The story proceeds with friends who, at first, refused to talk to him and then talked way too much to him and about him. Their words centered on single note: Job has sinned and offended God and brought misfortune upon himself and his house.
The story reaches a remarkable conclusion: the Lord showed up to speak with Job. It was not a pleasant meeting, as God confronted Job with myriad questions. Still, Job stood fast before his God. He refused to run away; he did not go out from the presence of God the way Cain did in Genesis 4. Job had said much about the Lord and complained bitterly at the unfairness of his plight. But then he recognized his place in the order of all things. He covered his mouth and listened to the Lord reveal His mind.Everything Job suffered led to a new and living way for this man of God. Click To Tweet
Everything he suffered led to a new and living way for this man of God. It all resulted in a double portion for Job in terms of his herds and flocks and 10 more children were born to him and his wife.
Beyond all this, Job’s heart was enlarged, as described by the psalmist: “I will run in the way of your commandments when you enlarge my heart!” (Psalm 119:32).
The Faith of the Son of God
The sifting of Job was something God worked together for good. But the devil never learns the lesson. And so Satan wanted to see how his sifting would work on one of Jesus’ main men.
“Simon, Simon, Satan has desired to have you, that he might sift you like wheat.”
It’s here in Luke 22 that we learn one of the most important elements of our lives in Christ. The reality is that He is ever with us. Right after Jesus talks about the sifting, He said this, “but I have prayed for you that your faith may not fail. And when you have turned again, strengthen your brothers.”
Christ prayed that faith would not fail in Peter. What music this should be to our hearts! This is the message of our security in Him.
We don’t have to keep ourselves in Christ. Our spiritual success is the Father’s business, a business that the Son is ever about (see Luke 2). He ever intercedes for us; He always advocates for us; He continually presents the Blood of His once-and-for-all offering for our sins.
Peter tried on his own to stand with Jesus. He swung a sword and chopped off an ear. His strength proved small, however. When pushed to identify with his Lord and Master, Peter fell hard and fast. His triplet of denials caught the ear of Jesus, who turned and looked upon His sifted disciple (see Luke 22:61-64).
Peter wept – bitter waters poured out of this “stone.”
New Beginning in Resurrection
This, however, marked a new beginning for Peter. His failures were not final. Something died within him in that moment, as he warmed himself by the fire in Jerusalem. His self-confidence buried, Peter was now ready to rise.
Three days later, the resurrected Lord and Savior appeared to Peter and to others. These chosen witnesses shared the truth of Jesus Alive. Their hearts now enlarged, made big by the reality of the Risen One, they began to wait and pray.
The death, resurrection, and ascension of the Savior opened the way for an even greater expansion within them.

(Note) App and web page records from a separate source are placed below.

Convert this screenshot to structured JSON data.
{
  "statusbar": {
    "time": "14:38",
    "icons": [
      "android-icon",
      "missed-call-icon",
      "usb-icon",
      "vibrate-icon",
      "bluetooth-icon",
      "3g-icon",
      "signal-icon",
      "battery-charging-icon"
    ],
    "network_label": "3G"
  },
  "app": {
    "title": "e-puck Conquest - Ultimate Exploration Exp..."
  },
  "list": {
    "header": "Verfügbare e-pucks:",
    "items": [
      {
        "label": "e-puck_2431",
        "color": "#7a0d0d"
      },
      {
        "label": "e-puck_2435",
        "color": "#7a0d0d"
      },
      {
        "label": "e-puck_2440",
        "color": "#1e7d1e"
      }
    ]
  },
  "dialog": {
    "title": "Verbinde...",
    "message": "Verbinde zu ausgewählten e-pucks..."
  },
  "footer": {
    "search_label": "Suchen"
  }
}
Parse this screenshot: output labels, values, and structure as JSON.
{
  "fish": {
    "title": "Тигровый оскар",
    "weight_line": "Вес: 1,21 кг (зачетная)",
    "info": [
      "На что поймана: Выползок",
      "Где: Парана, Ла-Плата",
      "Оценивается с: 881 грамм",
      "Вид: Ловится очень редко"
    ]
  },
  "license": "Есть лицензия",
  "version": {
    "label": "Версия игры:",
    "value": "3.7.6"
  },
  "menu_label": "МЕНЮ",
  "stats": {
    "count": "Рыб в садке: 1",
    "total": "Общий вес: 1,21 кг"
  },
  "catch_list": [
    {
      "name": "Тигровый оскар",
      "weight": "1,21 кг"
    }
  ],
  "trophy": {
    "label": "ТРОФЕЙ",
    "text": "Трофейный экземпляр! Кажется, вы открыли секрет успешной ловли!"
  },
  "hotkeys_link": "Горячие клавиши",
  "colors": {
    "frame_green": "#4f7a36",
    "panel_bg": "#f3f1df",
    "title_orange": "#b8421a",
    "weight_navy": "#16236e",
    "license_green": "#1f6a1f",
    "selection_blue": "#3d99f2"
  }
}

Soon the Holy Spirit filled them all.
And Peter, once reduced to tears, became the bold voice for the truth of the Resurrection. He stood upon the Rock and preached of salvation in Christ, the Son of the Living God.
Read Acts and see Peter preach at Pentecost. See him pull a lame man to his feet. See his shadow bring healing to sick. See him talk back to the religious authorities trying to shut him up:
“We cannot but speak of what we have seen and heard” (see Acts 4:20).
The faith of the Son of God never fails. Resurrection power is ours now and forever.